Monday, May 08, 2006

Plastic Surgery Under the Veil 

Many Saudi women live their lives hidden under veil and burqa. We are told they are happy about this -- that it frees them from that nasty Western focus on female appearance and sexuality, helping to really empower them as women in their own right.

I must confess, I was a bit skeptical of these girl-power, female-empowerment claims. I'll admit they seemed to me little more than weak apologetics for keeping an entire society's wives and wombs under control and out of sight, especially when I read about things like the fact that many Saudi men don't even want their wives' and sisters' names used or even known in public:

Nobody disagreed that traditions, mostly accumulated in the last 30 years, insult women by hiding their names. We disagreed on explaining the tradition.

The writer who came from the tribal South assured us that it didn't use to be like that 30 years ago. The men in his village knew all women by the face and name. Today, thanks to the neo-Islamists, they all cover their faces and hide their names

Instead of referring to your wife, sister or daughter by their given names, you say my folks or dependents, he noted. "Last week, I was called to my son's school because he was in a fight. Why? His classmate kept telling him his sister's name. Yes, she is my sister; my son's response was every time. Finally, my son told his friend: I know your sister's name, too. The boy went bananas and into big fight. What my son didn't know in the beginning of this episode was that the boy meant it as an insult. This was common. It shouldn't, and we, opinion and society leaders, should fight it. The least we could do is to announce our daughters' names in their wedding invitation cards."

[Another eye-opening story via Arab News who, whatever their views about Israel, regularly provide informed insight into Saudi culture.]
Maybe you can see why that would leave me skeptical, wondering whether all this veiling and hiding is really for the unnamed and unknown womens' benefit.

But now I'm not even skeptical anymore. It appears Saudi propenents of veiled modesty are succeeding in combining conflicting worlds -- MTV meets Taliban -- and despite the plastic surgery, it's getting ugly:

The demand for plastic surgery in the Kingdom has increased at least tenfold in the last five years, according to Dr. Mamdooh Ashy, a consultant plastic surgeon at a Jeddah-based private clinic.

Women make up 70 percent of the demand, he said, adding that the Kingdom's market is competing with Europe and America in the number of patients.
One could be forgiven for wondering why these fully empowered women, free of decadent Western focus on female beauty and sexuality, would feel the need to surgically improve their veiled appearance.

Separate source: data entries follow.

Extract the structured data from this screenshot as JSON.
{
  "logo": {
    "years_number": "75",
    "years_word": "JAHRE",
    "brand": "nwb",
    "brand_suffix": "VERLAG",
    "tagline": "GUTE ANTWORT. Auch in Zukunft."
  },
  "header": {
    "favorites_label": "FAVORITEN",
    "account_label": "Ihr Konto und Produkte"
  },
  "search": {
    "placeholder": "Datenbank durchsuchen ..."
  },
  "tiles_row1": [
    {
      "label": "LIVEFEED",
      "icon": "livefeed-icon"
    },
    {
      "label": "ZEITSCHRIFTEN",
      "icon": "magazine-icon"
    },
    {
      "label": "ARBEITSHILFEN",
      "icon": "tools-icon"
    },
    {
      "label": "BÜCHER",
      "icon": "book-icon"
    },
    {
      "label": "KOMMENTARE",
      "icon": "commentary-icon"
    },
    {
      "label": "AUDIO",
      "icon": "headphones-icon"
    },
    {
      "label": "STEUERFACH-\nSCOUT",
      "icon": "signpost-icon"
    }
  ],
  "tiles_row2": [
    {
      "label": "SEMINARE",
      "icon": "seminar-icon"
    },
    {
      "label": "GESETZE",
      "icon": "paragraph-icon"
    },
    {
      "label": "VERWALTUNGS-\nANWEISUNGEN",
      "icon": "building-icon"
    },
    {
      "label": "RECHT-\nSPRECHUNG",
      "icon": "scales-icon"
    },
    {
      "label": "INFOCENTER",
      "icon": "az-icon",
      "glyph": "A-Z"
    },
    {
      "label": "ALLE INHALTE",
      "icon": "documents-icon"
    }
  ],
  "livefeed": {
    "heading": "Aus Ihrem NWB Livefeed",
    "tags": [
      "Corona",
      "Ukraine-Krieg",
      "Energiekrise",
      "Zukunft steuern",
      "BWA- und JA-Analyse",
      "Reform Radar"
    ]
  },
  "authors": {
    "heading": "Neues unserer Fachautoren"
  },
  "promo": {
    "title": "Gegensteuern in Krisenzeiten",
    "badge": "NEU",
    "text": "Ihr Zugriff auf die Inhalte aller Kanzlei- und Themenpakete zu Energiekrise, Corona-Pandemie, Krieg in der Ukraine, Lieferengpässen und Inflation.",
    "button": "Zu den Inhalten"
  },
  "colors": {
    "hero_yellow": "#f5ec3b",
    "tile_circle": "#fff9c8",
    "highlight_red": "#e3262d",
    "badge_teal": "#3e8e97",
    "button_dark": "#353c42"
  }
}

Is it to get a part in Saudi music videos? Is it to be pretty enough to appear on the cover of a Saudi fashion magazine? No, those are burdens only Western women are free to carry.

As far as I can tell it must be to please their husbands, who would be among the few who see their wives' unveiled and unburqa'd appearance. In which case, how uplifting has all that veiling and hiding been if Saudi women still feel a Western-level need to modify their appearance to please the men who supposedly love them so purely?

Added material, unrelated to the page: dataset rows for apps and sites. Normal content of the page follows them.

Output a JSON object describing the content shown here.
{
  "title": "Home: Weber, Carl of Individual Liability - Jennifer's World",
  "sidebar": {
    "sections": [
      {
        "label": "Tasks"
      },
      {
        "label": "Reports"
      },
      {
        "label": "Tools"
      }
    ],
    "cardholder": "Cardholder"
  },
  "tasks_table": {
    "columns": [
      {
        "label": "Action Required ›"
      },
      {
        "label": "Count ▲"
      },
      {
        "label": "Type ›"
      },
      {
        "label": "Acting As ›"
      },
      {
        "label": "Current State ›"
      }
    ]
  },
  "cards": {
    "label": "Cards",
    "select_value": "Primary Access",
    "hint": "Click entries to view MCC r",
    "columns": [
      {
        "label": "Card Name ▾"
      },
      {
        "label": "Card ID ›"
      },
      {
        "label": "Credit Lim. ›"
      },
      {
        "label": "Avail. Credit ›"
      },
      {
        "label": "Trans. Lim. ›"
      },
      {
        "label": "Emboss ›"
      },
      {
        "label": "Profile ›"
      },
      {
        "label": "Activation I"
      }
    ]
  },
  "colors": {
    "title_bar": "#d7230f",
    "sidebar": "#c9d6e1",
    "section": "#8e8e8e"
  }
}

Apologetics aside, veiling is not the answer if all it does is free men to continue nurturing their basest natures. And yes, while Judaism also has a concept of female modesty, I would say that it too is only really leveraged when it is coupled with a change in male attitude.

I wish Arab News continued success in pulling the veil back from the eyes of Saudi society, and that their stories should begin to exert a little real influence for change. Saudi Arabia has tapped its oil wells but not its human potential, and that's a shame.

If you really, really liked this -- or even really, really hated it -- there's lots more: